## [PROMPT]
Would you return the data below exactly as it stands, with every picture left out?

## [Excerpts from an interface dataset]
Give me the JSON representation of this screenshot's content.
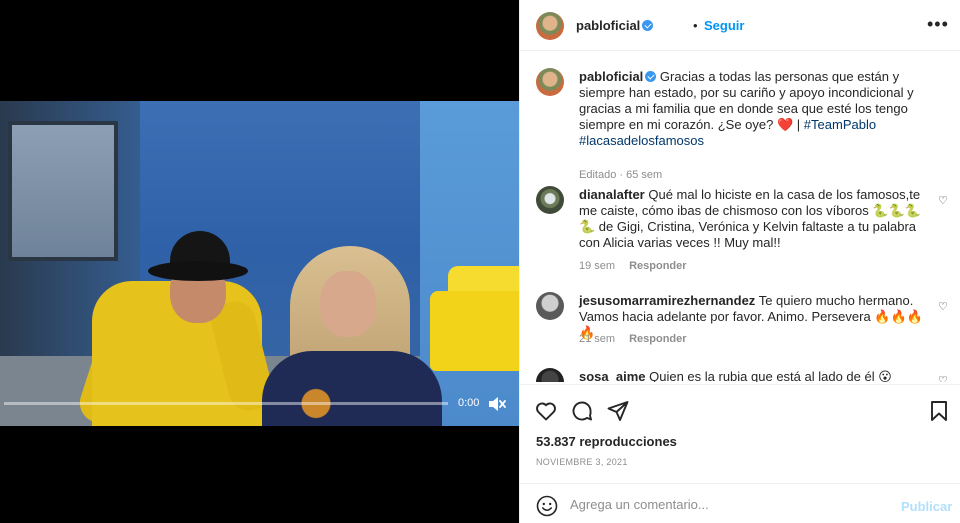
{
  "video": {
    "time": "0:00",
    "progress": 0.0,
    "muted": true,
    "mute_icon": "speaker-muted-icon"
  },
  "header": {
    "username": "pabloficial",
    "dot": "•",
    "follow_label": "Seguir",
    "more_icon": "more-options-icon"
  },
  "caption": {
    "username": "pabloficial",
    "text": "Gracias a todas las personas que están y siempre han estado, por su cariño y apoyo incondicional y gracias a mi familia que en donde sea que esté los tengo siempre en mi corazón. ¿Se oye?",
    "heart": "❤️",
    "separator": " | ",
    "hashtag1": "#TeamPablo",
    "hashtag2": "#lacasadelosfamosos",
    "meta": "Editado · 65 sem"
  },
  "comments": [
    {
      "username": "dianalafter",
      "text": "Qué mal lo hiciste en la casa de los famosos,te me caiste, cómo ibas de chismoso con los víboros 🐍🐍🐍🐍 de Gigi, Cristina, Verónica y Kelvin faltaste a tu palabra con Alicia varias veces !! Muy mal!!",
      "time": "19 sem",
      "reply": "Responder"
    },
    {
      "username": "jesusomarramirezhernandez",
      "text": "Te quiero mucho hermano. Vamos hacia adelante por favor. Animo. Persevera 🔥🔥🔥🔥",
      "time": "21 sem",
      "reply": "Responder"
    },
    {
      "username": "sosa_aime",
      "text": "Quien es la rubia que está al lado de él 😮"
    }
  ],
  "actions": {
    "like_icon": "heart-icon",
    "comment_icon": "comment-icon",
    "share_icon": "share-icon",
    "save_icon": "bookmark-icon"
  },
  "stats": {
    "views": "53.837 reproducciones",
    "date": "NOVIEMBRE 3, 2021"
  },
  "add_comment": {
    "placeholder": "Agrega un comentario...",
    "publish_label": "Publicar",
    "emoji_icon": "emoji-icon"
  },
  "colors": {
    "link_blue": "#0095f6",
    "verified_blue": "#3897f0",
    "hashtag": "#00376b",
    "publish_disabled": "#b2dffc"
  }
}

## [EXERCISE ANSWER]
Give me the JSON representation of this screenshot's content.
{
  "video": {
    "time": "0:00",
    "progress": 0.0,
    "muted": true,
    "mute_icon": "speaker-muted-icon"
  },
  "header": {
    "username": "pabloficial",
    "dot": "•",
    "follow_label": "Seguir",
    "more_icon": "more-options-icon"
  },
  "caption": {
    "username": "pabloficial",
    "text": "Gracias a todas las personas que están y siempre han estado, por su cariño y apoyo incondicional y gracias a mi familia que en donde sea que esté los tengo siempre en mi corazón. ¿Se oye?",
    "heart": "❤️",
    "separator": " | ",
    "hashtag1": "#TeamPablo",
    "hashtag2": "#lacasadelosfamosos",
    "meta": "Editado · 65 sem"
  },
  "comments": [
    {
      "username": "dianalafter",
      "text": "Qué mal lo hiciste en la casa de los famosos,te me caiste, cómo ibas de chismoso con los víboros 🐍🐍🐍🐍 de Gigi, Cristina, Verónica y Kelvin faltaste a tu palabra con Alicia varias veces !! Muy mal!!",
      "time": "19 sem",
      "reply": "Responder"
    },
    {
      "username": "jesusomarramirezhernandez",
      "text": "Te quiero mucho hermano. Vamos hacia adelante por favor. Animo. Persevera 🔥🔥🔥🔥",
      "time": "21 sem",
      "reply": "Responder"
    },
    {
      "username": "sosa_aime",
      "text": "Quien es la rubia que está al lado de él 😮"
    }
  ],
  "actions": {
    "like_icon": "heart-icon",
    "comment_icon": "comment-icon",
    "share_icon": "share-icon",
    "save_icon": "bookmark-icon"
  },
  "stats": {
    "views": "53.837 reproducciones",
    "date": "NOVIEMBRE 3, 2021"
  },
  "add_comment": {
    "placeholder": "Agrega un comentario...",
    "publish_label": "Publicar",
    "emoji_icon": "emoji-icon"
  },
  "colors": {
    "link_blue": "#0095f6",
    "verified_blue": "#3897f0",
    "hashtag": "#00376b",
    "publish_disabled": "#b2dffc"
  }
}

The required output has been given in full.